Virtually none doubt the need for new revenue. Aside from new programs the party favors, the federal budget deficit is already projected to top $1 trillion in 2019 and keep rising for years.

Ocasio-Cortez, the 29-year-old Democratic firebrand who just took her seat to represent the Bronx in the House, has sparked headlines by suggesting rates as high as 70 percent to finance a “Green New Deal.” That drew swift derision from House GOP Whip Steve Scalise, who summarized it as “Take away 70 percent of your income and give it to leftist fantasy programs.”

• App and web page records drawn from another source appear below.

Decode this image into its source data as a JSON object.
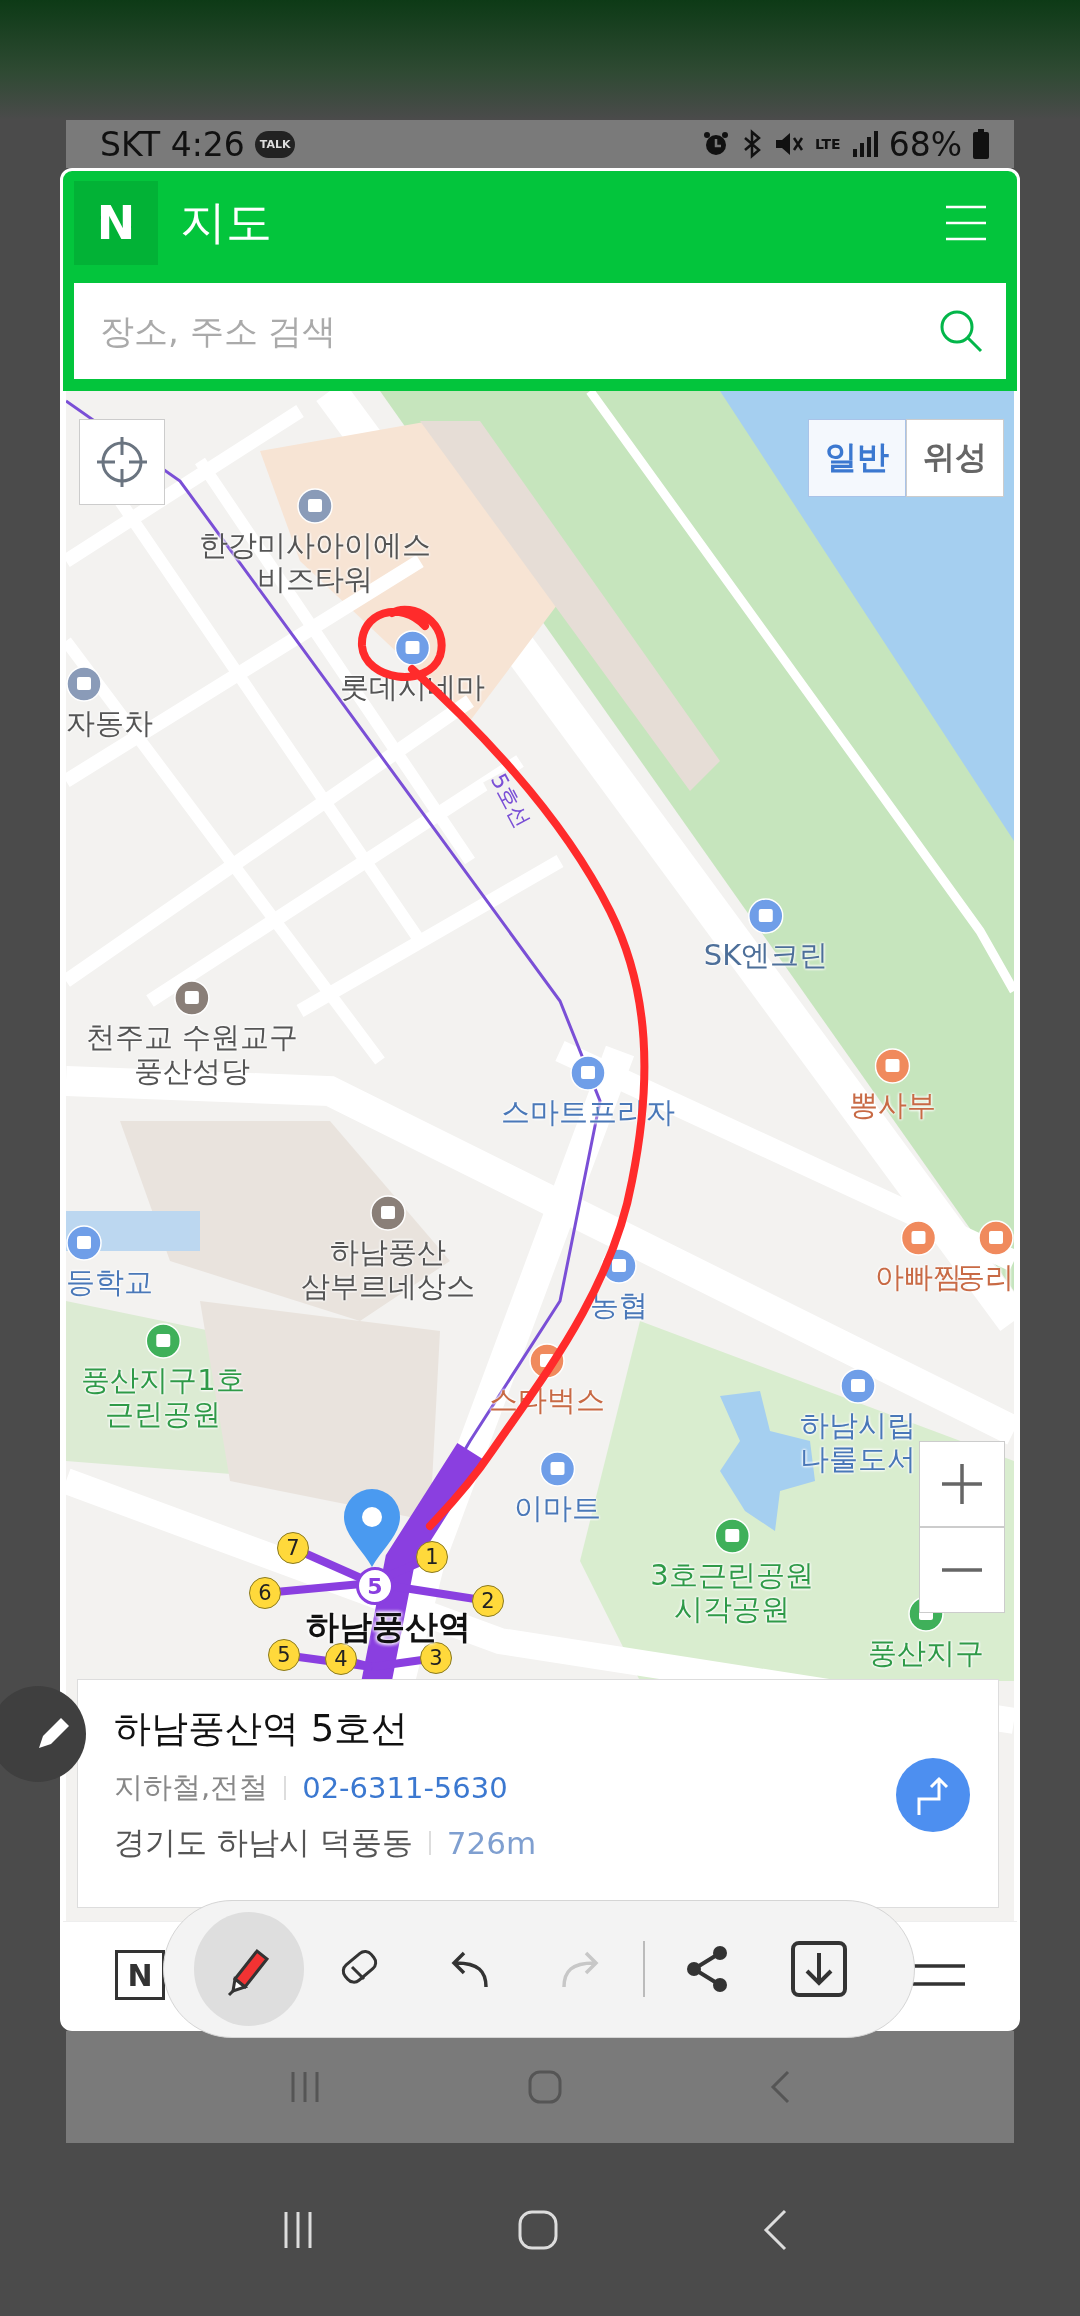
{
  "status_bar": {
    "carrier_time": "SKT 4:26",
    "notification": "TALK",
    "network": "LTE",
    "battery": "68%"
  },
  "header": {
    "logo": "N",
    "title": "지도",
    "search": {
      "placeholder": "장소, 주소 검색"
    }
  },
  "map": {
    "view_toggle": [
      {
        "label": "일반",
        "selected": true
      },
      {
        "label": "위성",
        "selected": false
      }
    ],
    "line_label": "5호선",
    "places": [
      {
        "kind": "office",
        "lines": [
          "한강미사아이에스",
          "비즈타워"
        ]
      },
      {
        "kind": "cinema",
        "lines": [
          "롯데시네마"
        ]
      },
      {
        "kind": "transit",
        "lines": [
          "자동차"
        ]
      },
      {
        "kind": "fuel",
        "lines": [
          "SK엔크린"
        ]
      },
      {
        "kind": "church",
        "lines": [
          "천주교 수원교구",
          "풍산성당"
        ]
      },
      {
        "kind": "shop",
        "lines": [
          "스마트프라자"
        ]
      },
      {
        "kind": "food",
        "lines": [
          "뽕사부"
        ]
      },
      {
        "kind": "school",
        "lines": [
          "등학교"
        ]
      },
      {
        "kind": "apartment",
        "lines": [
          "하남풍산",
          "삼부르네상스"
        ]
      },
      {
        "kind": "bank",
        "lines": [
          "농협"
        ]
      },
      {
        "kind": "food",
        "lines": [
          "아빠찜"
        ]
      },
      {
        "kind": "food",
        "lines": [
          "동리"
        ]
      },
      {
        "kind": "park",
        "lines": [
          "풍산지구1호",
          "근린공원"
        ]
      },
      {
        "kind": "cafe",
        "lines": [
          "스타벅스"
        ]
      },
      {
        "kind": "library",
        "lines": [
          "하남시립",
          "나룰도서"
        ]
      },
      {
        "kind": "mart",
        "lines": [
          "이마트"
        ]
      },
      {
        "kind": "park",
        "lines": [
          "3호근린공원",
          "시각공원"
        ]
      },
      {
        "kind": "park",
        "lines": [
          "풍산지구"
        ]
      }
    ],
    "station": {
      "name": "하남풍산역",
      "line": "5",
      "exits": [
        "7",
        "1",
        "6",
        "2",
        "5",
        "4",
        "3"
      ]
    }
  },
  "place_card": {
    "title": "하남풍산역 5호선",
    "category": "지하철,전철",
    "phone": "02-6311-5630",
    "address": "경기도 하남시 덕풍동",
    "distance": "726m"
  },
  "bottom_nav": {
    "logo": "N"
  },
  "edit_toolbar": [
    {
      "kind": "pen",
      "selected": true,
      "disabled": false
    },
    {
      "kind": "eraser",
      "selected": false,
      "disabled": false
    },
    {
      "kind": "undo",
      "selected": false,
      "disabled": false
    },
    {
      "kind": "redo",
      "selected": false,
      "disabled": true
    },
    {
      "kind": "share",
      "selected": false,
      "disabled": false
    },
    {
      "kind": "save",
      "selected": false,
      "disabled": false
    }
  ]
}
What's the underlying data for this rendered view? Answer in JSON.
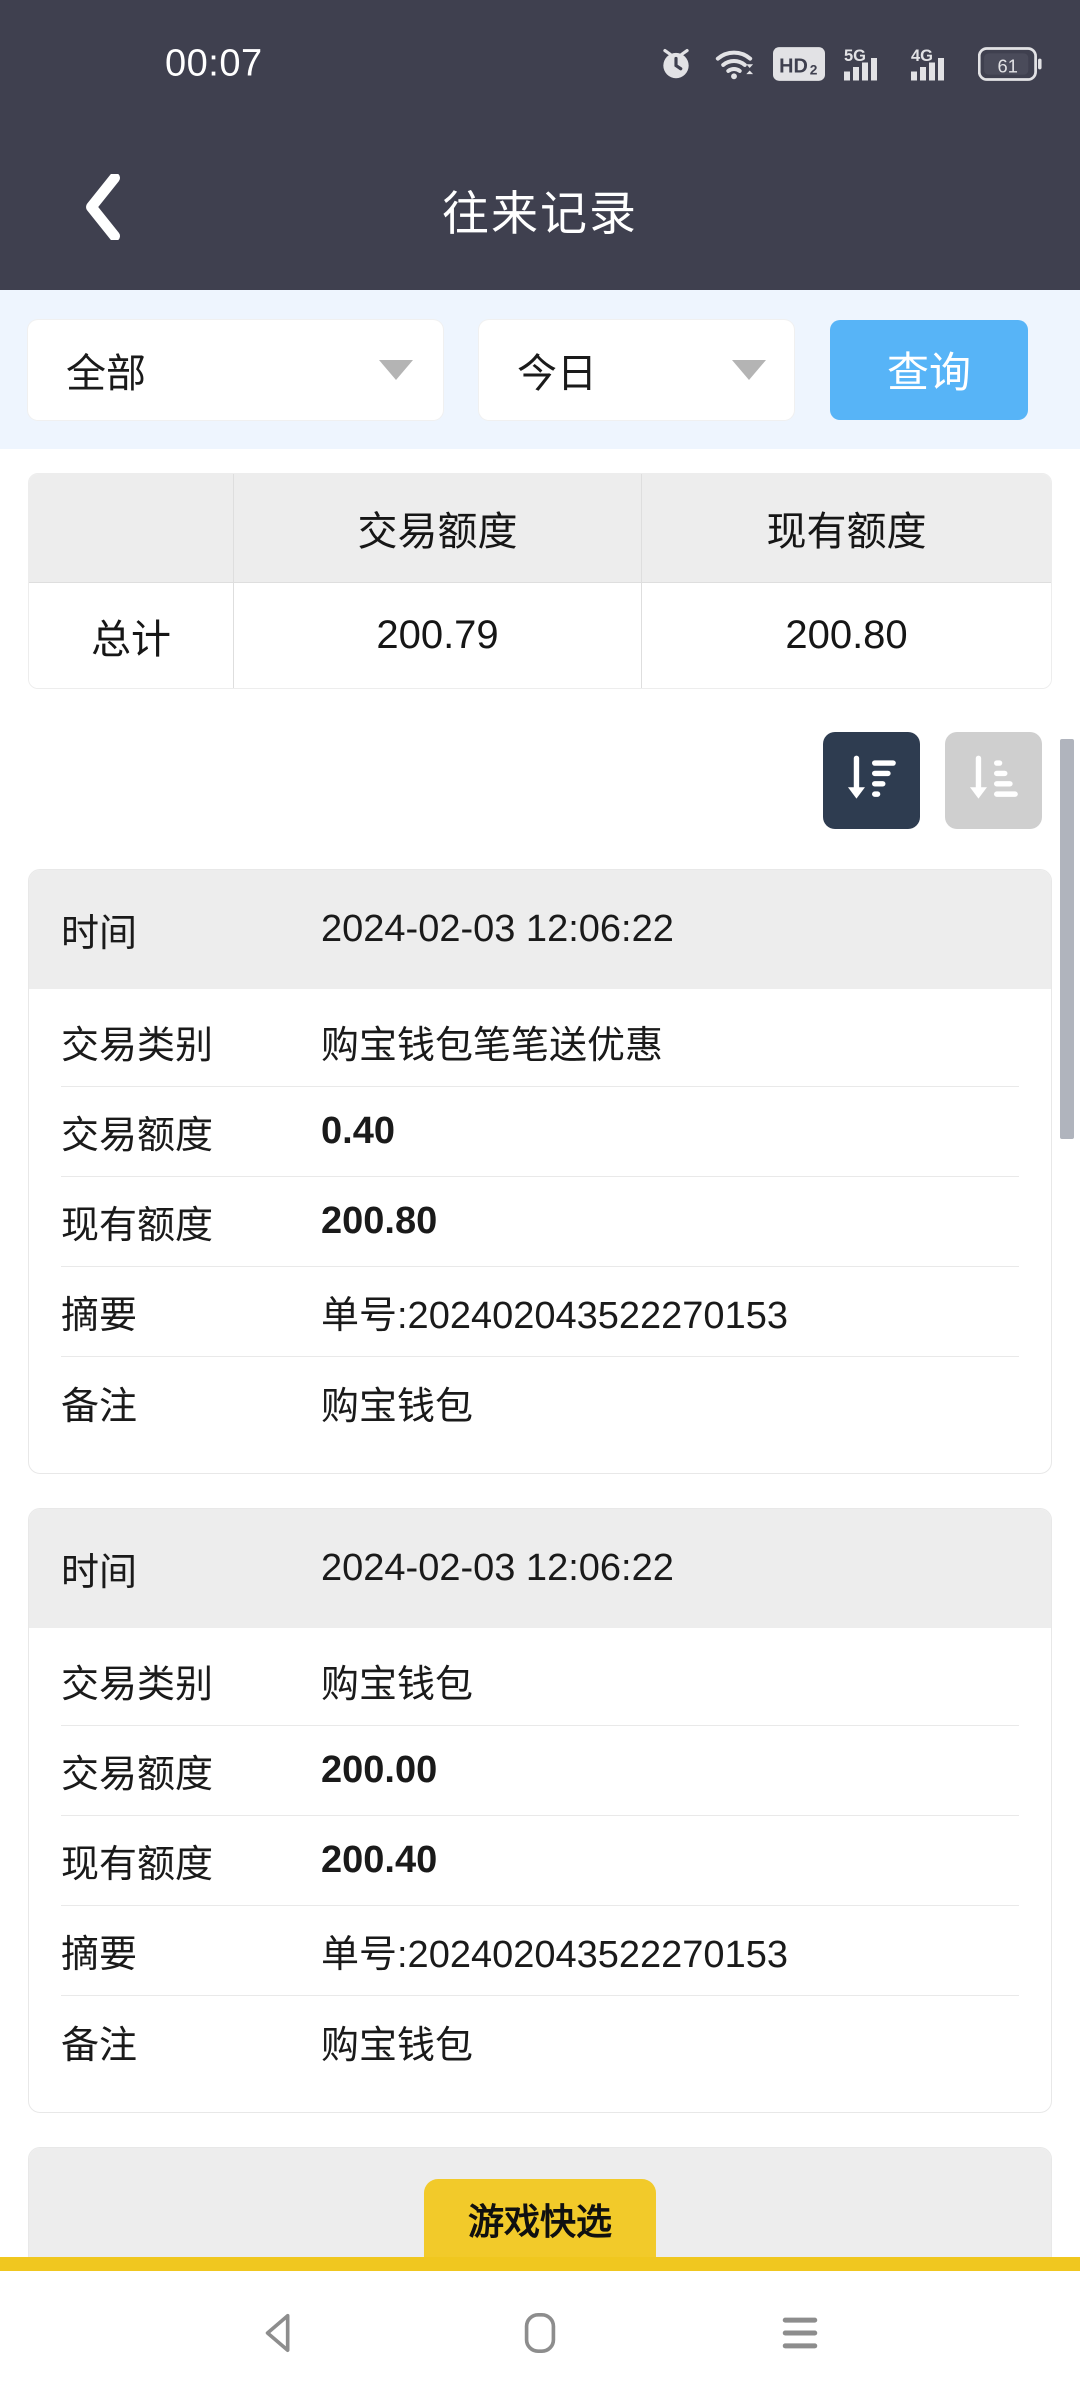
{
  "statusbar": {
    "time": "00:07",
    "battery_level": "61",
    "icons": [
      "alarm-icon",
      "wifi-icon",
      "hd2-icon",
      "signal-5g-icon",
      "signal-4g-icon",
      "battery-icon"
    ],
    "hd_label": "HD",
    "hd_sub": "2",
    "net_5g": "5G",
    "net_4g": "4G",
    "background": "#3f404f"
  },
  "titlebar": {
    "title": "往来记录",
    "back_icon": "chevron-left-icon",
    "background": "#3f404f"
  },
  "filterbar": {
    "background": "#eef5fe",
    "type_select": {
      "value": "全部",
      "caret_icon": "caret-down-icon"
    },
    "date_select": {
      "value": "今日",
      "caret_icon": "caret-down-icon"
    },
    "query_button": {
      "label": "查询",
      "color": "#57b4f7"
    }
  },
  "summary": {
    "headers": [
      "",
      "交易额度",
      "现有额度"
    ],
    "rows": [
      {
        "label": "总计",
        "trade_amount": "200.79",
        "current_amount": "200.80"
      }
    ]
  },
  "sort": {
    "descending": {
      "icon": "sort-descending-icon",
      "active": true,
      "color": "#2e3c50"
    },
    "ascending": {
      "icon": "sort-ascending-icon",
      "active": false,
      "color": "#cfcfcf"
    }
  },
  "labels": {
    "time": "时间",
    "category": "交易类别",
    "trade_amount": "交易额度",
    "current_amount": "现有额度",
    "summary": "摘要",
    "remark": "备注"
  },
  "records": [
    {
      "time": "2024-02-03 12:06:22",
      "category": "购宝钱包笔笔送优惠",
      "trade_amount": "0.40",
      "current_amount": "200.80",
      "summary": "单号:202402043522270153",
      "remark": "购宝钱包"
    },
    {
      "time": "2024-02-03 12:06:22",
      "category": "购宝钱包",
      "trade_amount": "200.00",
      "current_amount": "200.40",
      "summary": "单号:202402043522270153",
      "remark": "购宝钱包"
    }
  ],
  "game_tab": {
    "label": "游戏快选",
    "color": "#f2ca2a"
  },
  "navbar": {
    "back": "nav-back-icon",
    "home": "nav-home-icon",
    "recents": "nav-recents-icon"
  }
}
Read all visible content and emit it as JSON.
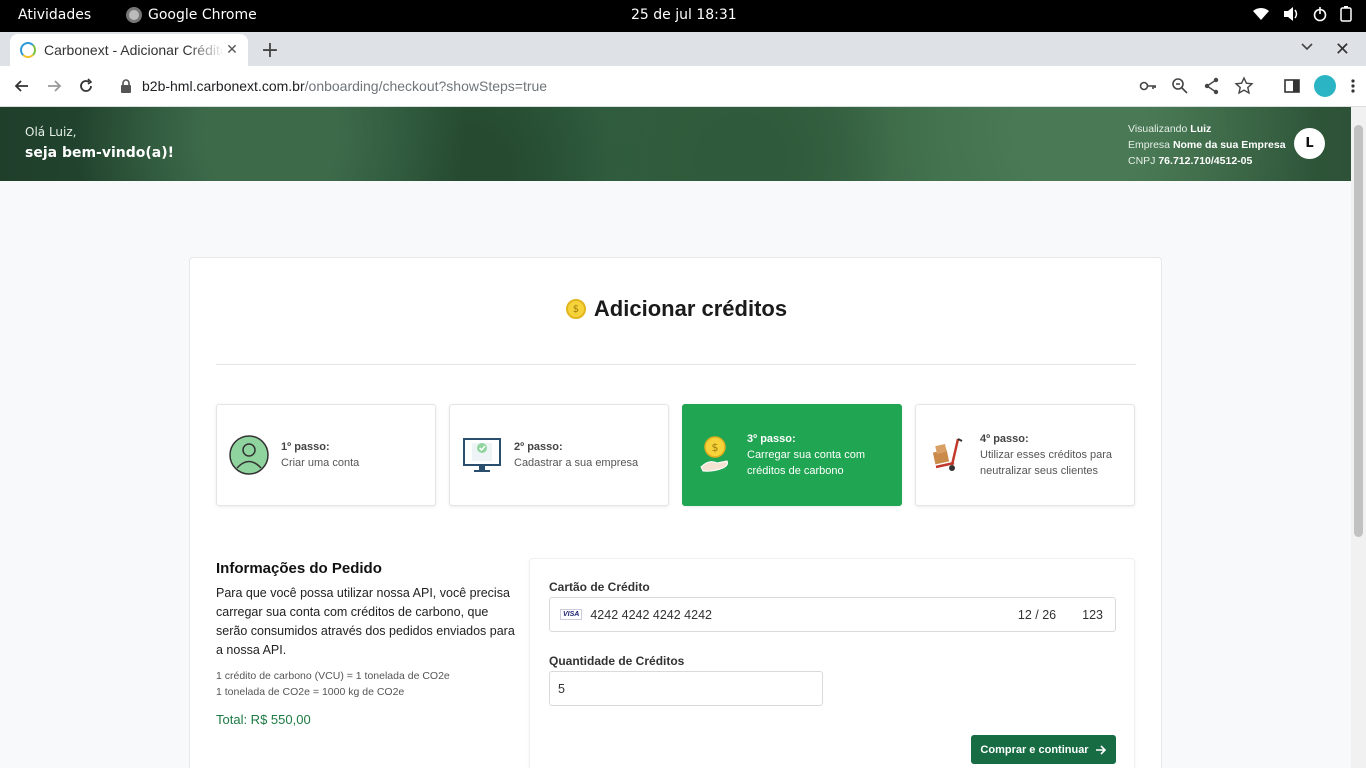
{
  "os": {
    "activities": "Atividades",
    "app_name": "Google Chrome",
    "clock": "25 de jul  18:31"
  },
  "browser": {
    "tab_title": "Carbonext - Adicionar Créditos",
    "url_host": "b2b-hml.carbonext.com.br",
    "url_path": "/onboarding/checkout?showSteps=true"
  },
  "header": {
    "greeting": "Olá Luiz,",
    "welcome": "seja bem-vindo(a)!",
    "viewing_label": "Visualizando",
    "viewing_user": "Luiz",
    "company_label": "Empresa",
    "company_name": "Nome da sua Empresa",
    "cnpj_label": "CNPJ",
    "cnpj_value": "76.712.710/4512-05",
    "avatar_initial": "L"
  },
  "main": {
    "title": "Adicionar créditos",
    "steps": [
      {
        "number": "1º passo:",
        "text": "Criar uma conta",
        "icon": "user-icon"
      },
      {
        "number": "2º passo:",
        "text": "Cadastrar a sua empresa",
        "icon": "monitor-check-icon"
      },
      {
        "number": "3º passo:",
        "text": "Carregar sua conta com créditos de carbono",
        "icon": "coin-hand-icon",
        "active": true
      },
      {
        "number": "4º passo:",
        "text": "Utilizar esses créditos para neutralizar seus clientes",
        "icon": "hand-truck-icon"
      }
    ],
    "order_info": {
      "heading": "Informações do Pedido",
      "description": "Para que você possa utilizar nossa API, você precisa carregar sua conta com créditos de carbono, que serão consumidos através dos pedidos enviados para a nossa API.",
      "note1": "1 crédito de carbono (VCU) = 1 tonelada de CO2e",
      "note2": "1 tonelada de CO2e = 1000 kg de CO2e",
      "total": "Total: R$ 550,00"
    },
    "payment": {
      "card_label": "Cartão de Crédito",
      "card_brand": "VISA",
      "card_number": "4242 4242 4242 4242",
      "card_expiry": "12 / 26",
      "card_cvc": "123",
      "quantity_label": "Quantidade de Créditos",
      "quantity_value": "5",
      "buy_button": "Comprar e continuar"
    }
  },
  "colors": {
    "accent_green": "#20a552",
    "button_green": "#176c43",
    "total_green": "#1d7a43"
  }
}
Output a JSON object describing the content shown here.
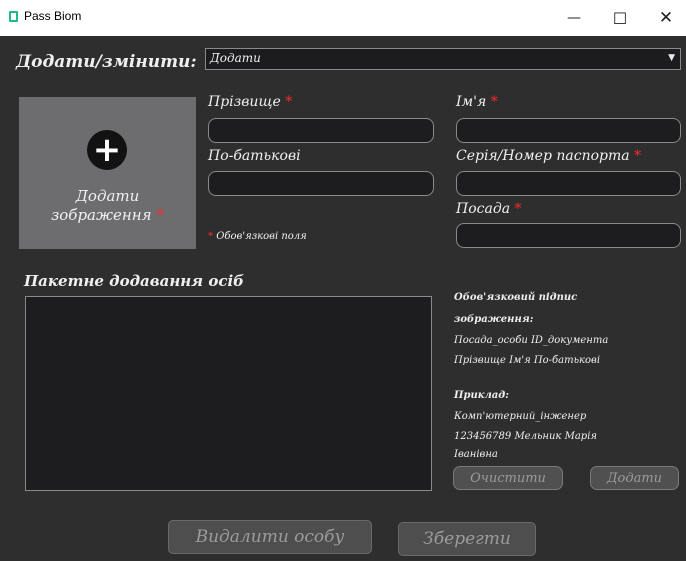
{
  "window": {
    "title": "Pass Biom",
    "minimize_glyph": "—",
    "maximize_glyph": "☐",
    "close_glyph": "✕"
  },
  "mode": {
    "label": "Додати/змінити:",
    "selected": "Додати"
  },
  "image_upload": {
    "label_line1": "Додати",
    "label_line2": "зображення",
    "required_mark": "*",
    "icon": "plus-circle-icon"
  },
  "fields": {
    "surname": {
      "label": "Прізвище",
      "value": ""
    },
    "name": {
      "label": "Ім'я",
      "value": ""
    },
    "patronymic": {
      "label": "По-батькові",
      "value": ""
    },
    "passport": {
      "label": "Серія/Номер паспорта",
      "value": ""
    },
    "position": {
      "label": "Посада",
      "value": ""
    },
    "required_mark": "*"
  },
  "required_note": "Обов'язкові поля",
  "batch": {
    "title": "Пакетне додавання осіб",
    "value": ""
  },
  "info": {
    "caption_line1": "Обов'язковий підпис",
    "caption_line2": "зображення:",
    "format_line1": "Посада_особи ID_документа",
    "format_line2": "Прізвище Ім'я По-батькові",
    "example_title": "Приклад:",
    "example_line1": "Комп'ютерний_інженер",
    "example_line2": "123456789 Мельник Марія",
    "example_line3": "Іванівна"
  },
  "buttons": {
    "clear": "Очистити",
    "add": "Додати",
    "delete_person": "Видалити особу",
    "save": "Зберегти"
  },
  "colors": {
    "background": "#2e2e2f",
    "input_bg": "#1d1d1f",
    "required": "#ff2a2a",
    "image_box": "#6d6d6f"
  }
}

In fact, Ocasio-Cortez didn’t propose taking 70 percent of anyone’s income. She suggested applying the rate only to earnings beyond $10 million, meaning those affected would pay a much lower share of their income overall.

The top tax rate stood above 90 percent throughout the 1950s. But through deductions and tax avoidance, “taxes on the rich were not that much higher” then, the conservative Tax Foundation noted in a 2017 article.

The top rate remained 70 percent as late as 1981, the first year of Ronald Reagan’s presidency. The most affluent 1 percent paid a far lower average rate of 30.5 percent, however, according to a Tax Policy Center analysis. By 1989, when Reagan left office, the top rate had been slashed to 28 percent but their average rate dropped only slightly to 27.9 percent.